“I do not give consultation on WhatsApp, Twitter, Instagram, Facebook or Skype.” The phrase appears every so often in the profiles of some doctors from Guayaquil and opens the debate on where is the limit between what can be diagnosed by social networks.
A group of professionals consulted by EXPRESO recognizes that their accounts have received the strangest queries, with photographs included, of certain parts of the body leaving place or even a child’s dirty diaper.
In the digital age, the issue has mobilized those involved. In the United States, a guide was created on what the doctor should and should not do and, in Argentina, the Pediatric Society also issued warnings, knowing that parents are the ones who most use these tools to consult about what happens to their children.
In Ecuador, WhatsApp or Facebook is used, for example, to schedule medical appointments or remember them, to transmit laboratory tests or to communicate results. And to diagnose and prescribe? Each doctor has its limits. A group of professionals tell their anecdotes.
“They send pictures of the dirty diaper”

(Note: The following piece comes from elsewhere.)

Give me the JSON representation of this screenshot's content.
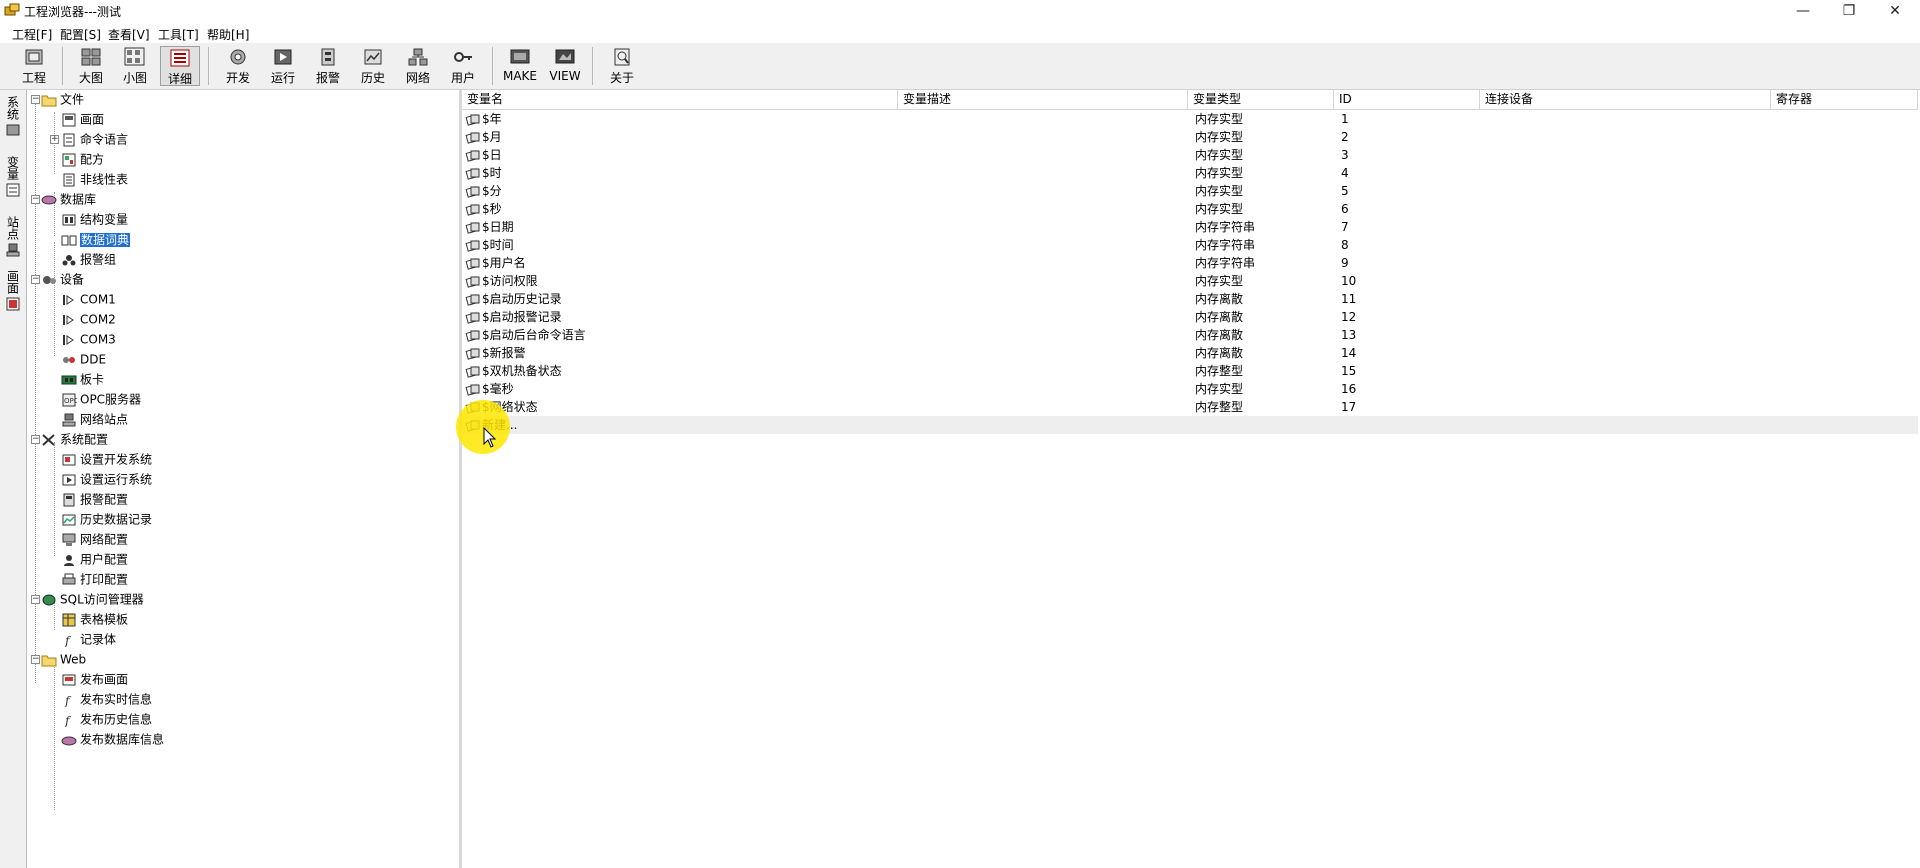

A patient recently sent me a photograph of her baby’s dirty diaper and wrote to me: Saskia look at how she made the poop. I thought it could be parasites or diarrhea due to infection, but it was rotavirus diarrhea. In the photos, many times the case looks worse than it really is. In addition, sometimes people do not solve their doubts in the query and then send, at any time, the questions on WhatsApp. Once they wrote to me on a Sunday around 11pm to ask me if a 10 month old baby could be given Greek yogurt, which is not an emergency. They also write me at night to ask what vitamins they can give their children.

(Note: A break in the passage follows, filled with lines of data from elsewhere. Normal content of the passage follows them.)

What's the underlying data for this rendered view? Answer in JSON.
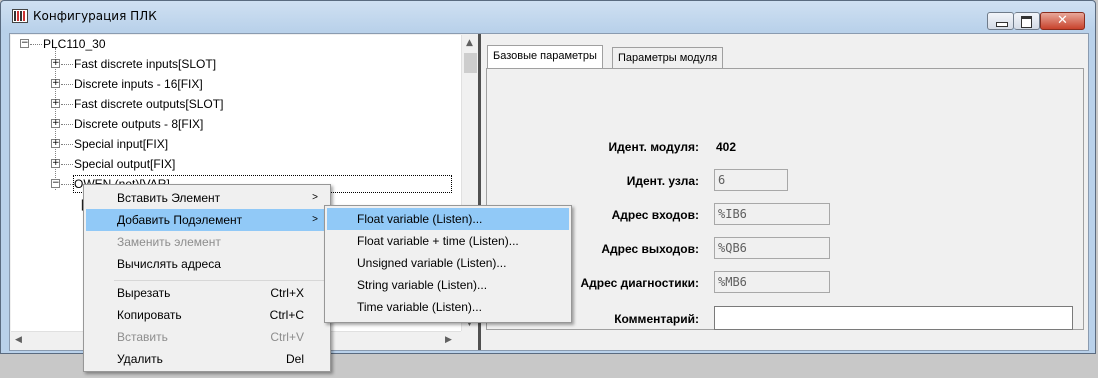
{
  "window": {
    "title": "Конфигурация ПЛК"
  },
  "tree": {
    "root": "PLC110_30",
    "items": [
      "Fast discrete inputs[SLOT]",
      "Discrete inputs - 16[FIX]",
      "Fast discrete outputs[SLOT]",
      "Discrete outputs - 8[FIX]",
      "Special input[FIX]",
      "Special output[FIX]",
      "OWEN (net)[VAR]"
    ]
  },
  "tabs": [
    "Базовые параметры",
    "Параметры модуля"
  ],
  "params": {
    "module_id_label": "Идент. модуля:",
    "module_id_value": "402",
    "node_id_label": "Идент. узла:",
    "node_id_value": "6",
    "inputs_label": "Адрес входов:",
    "inputs_value": "%IB6",
    "outputs_label": "Адрес выходов:",
    "outputs_value": "%QB6",
    "diag_label": "Адрес диагностики:",
    "diag_value": "%MB6",
    "comment_label": "Комментарий:",
    "comment_value": ""
  },
  "context_menu": {
    "items": [
      {
        "label": "Вставить Элемент",
        "shortcut": "",
        "submenu": true
      },
      {
        "label": "Добавить Подэлемент",
        "shortcut": "",
        "submenu": true
      },
      {
        "label": "Заменить элемент",
        "shortcut": ""
      },
      {
        "label": "Вычислять адреса",
        "shortcut": ""
      },
      {
        "label": "Вырезать",
        "shortcut": "Ctrl+X"
      },
      {
        "label": "Копировать",
        "shortcut": "Ctrl+C"
      },
      {
        "label": "Вставить",
        "shortcut": "Ctrl+V"
      },
      {
        "label": "Удалить",
        "shortcut": "Del"
      }
    ]
  },
  "submenu": {
    "items": [
      "Float variable (Listen)...",
      "Float variable + time (Listen)...",
      "Unsigned variable (Listen)...",
      "String variable (Listen)...",
      "Time variable (Listen)..."
    ]
  },
  "icons": [
    "app-icon",
    "minimize-icon",
    "maximize-icon",
    "close-icon",
    "expand-icon",
    "submenu-arrow-icon",
    "scroll-up-icon",
    "scroll-down-icon",
    "scroll-left-icon",
    "scroll-right-icon"
  ],
  "colors": {
    "highlight": "#91c9f7",
    "close_button": "#c8422c"
  }
}
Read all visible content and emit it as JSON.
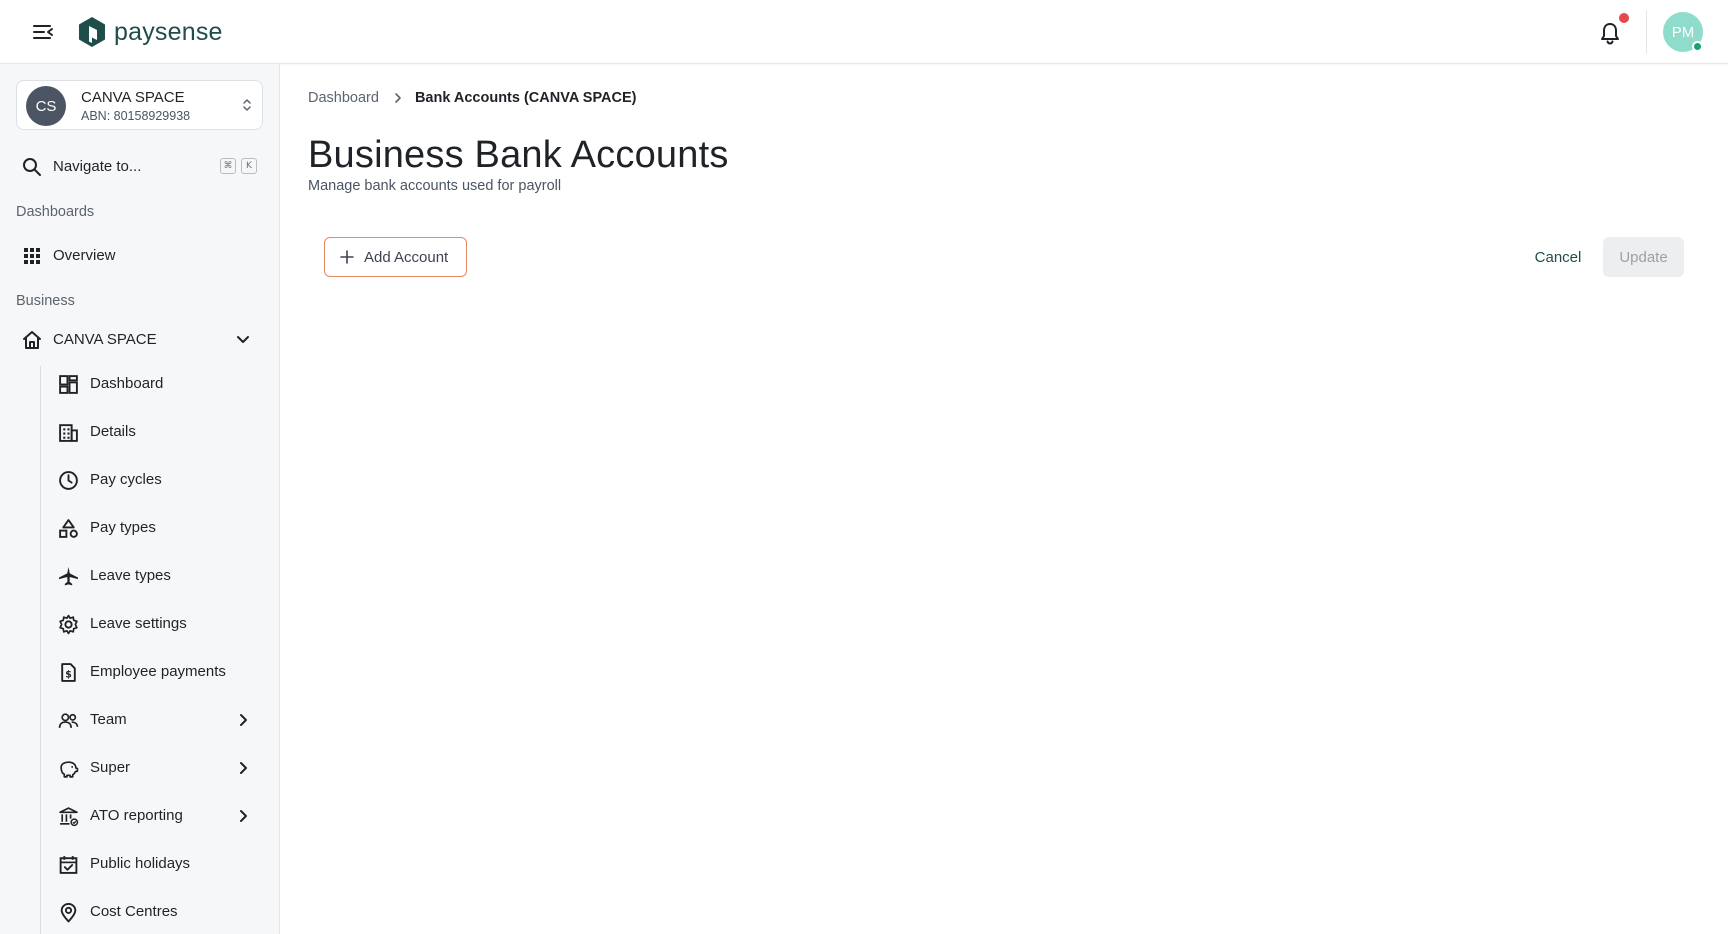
{
  "brand": {
    "name": "paysense",
    "color": "#1f4d4a"
  },
  "header": {
    "user_initials": "PM",
    "notification_indicator": true
  },
  "org": {
    "initials": "CS",
    "name": "CANVA SPACE",
    "abn": "ABN: 80158929938"
  },
  "nav_search": {
    "label": "Navigate to...",
    "shortcut": [
      "⌘",
      "K"
    ]
  },
  "sidebar": {
    "sections": {
      "dashboards": "Dashboards",
      "business": "Business"
    },
    "overview_label": "Overview",
    "business_name": "CANVA SPACE",
    "sub_items": [
      {
        "label": "Dashboard",
        "icon": "dashboard-icon"
      },
      {
        "label": "Details",
        "icon": "building-icon"
      },
      {
        "label": "Pay cycles",
        "icon": "clock-icon"
      },
      {
        "label": "Pay types",
        "icon": "shapes-icon"
      },
      {
        "label": "Leave types",
        "icon": "plane-icon"
      },
      {
        "label": "Leave settings",
        "icon": "gear-icon"
      },
      {
        "label": "Employee payments",
        "icon": "payment-document-icon"
      },
      {
        "label": "Team",
        "icon": "team-icon",
        "expandable": true
      },
      {
        "label": "Super",
        "icon": "piggy-bank-icon",
        "expandable": true
      },
      {
        "label": "ATO reporting",
        "icon": "bank-icon",
        "expandable": true
      },
      {
        "label": "Public holidays",
        "icon": "calendar-check-icon"
      },
      {
        "label": "Cost Centres",
        "icon": "location-pin-icon"
      }
    ]
  },
  "breadcrumb": {
    "root": "Dashboard",
    "current": "Bank Accounts (CANVA SPACE)"
  },
  "page": {
    "title": "Business Bank Accounts",
    "subtitle": "Manage bank accounts used for payroll"
  },
  "actions": {
    "add_account": "Add Account",
    "cancel": "Cancel",
    "update": "Update"
  },
  "colors": {
    "accent_border": "#e48a64",
    "notification": "#e5484d",
    "avatar": "#8fdccd",
    "online": "#17a36b"
  }
}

“We must value the patient”
Among the consultations that have made me as an oculoplastic ophthalmologist, there are some related to problems in the lacrimal area, palpebral and even orbital tumors, for which I have invited the patient to the consultation to assess it completely, since the medical act covers the diagnosis, knowing the personal history, at what stage is the disease, treatment, professional secrecy and several points that ethically for a message or photo by WhatsApp cannot be done in a comprehensive manner. For an emergency, such as an accident, it is recommended, because one can guide people on what to do, what not to do and where to go.
“It happens to us all”
There are unusual consultations, such as when the condom remains inside during a sexual relationship and they write to me on WhatsApp. I ask them to call me to give instructions or, if necessary, I recommend them to come. Sometimes, the spouses send me messages and I reply that I need to speak directly with the patient. Of course, there are cases in which I ask for the photo, for example, if a pregnant woman does not know how to describe her bleeding. I also had a patient who came months ago for a health problem, we solved it and I did not know about her until recently that she wrote me to prescribe for the infection in the urinary tract. She had not even been tested. I told her to come to the office, but she answered that she was not in the country. I suggested that she should find a doctor where she was.
“I call them and I explain”
They send me pictures of the presence of blood in the toilet. In my opinion, the patient must be served and with a call to explain the diagnosis so that they make the decision to make an appointment and thus obtain a complete assessment. Sometimes the photo can diagnose a disease that is observed, but there are other hidden, such as rectal cancer, which are discovered with complementary exams. I think a photo does help a lot. Once they sent me one of a cancer from the outside of the anus and the patient then began his treatment. In my specialty, many patients send me photographs and I warn them that they should take an appointment because they have to make a clinical history followed by the introduction of endoscopic devices.
“The expectation changes”
One of the rarest queries I received through social networks was that of a mom who sent me the photo of the loss of her son’s tooth due to a fall. When she arrived at the office, she wanted me to reimplant the tooth, but it was not possible. In the message she sent me, she did not tell me that the child had fallen three days before, so when it was done, nothing could be done because the hole was closed. There are people who have high expectations making queries for WhatsApp, but from the photo to reality there is a difference. Now it is very common for people to want medication through social networks. They also write to corroborate a diagnosis that another professional gave him and to know the prices.
Doctor and lawyer
“There is no law that regulates”
We must differentiate when we have a consultation for a middle process emerging, for example, if the person has a fever, colic or if he is infarct. We could, more or less as 911 does, give you directions. You can prescribe certain medications, something transient, until you go to a normal consultation. The issue of accessibility must also be a bit unclear. We are going to suppose that it is raining or that the doctor of your confidence is out of the country, there you could attend to it by message. Technology has advanced and laws are being adapted, but there is no law that sanctions for prescribing or not by social networks. If it is about caring for a child, it can be prescribed as long as we know that the mother will understand what we want to convey. (I)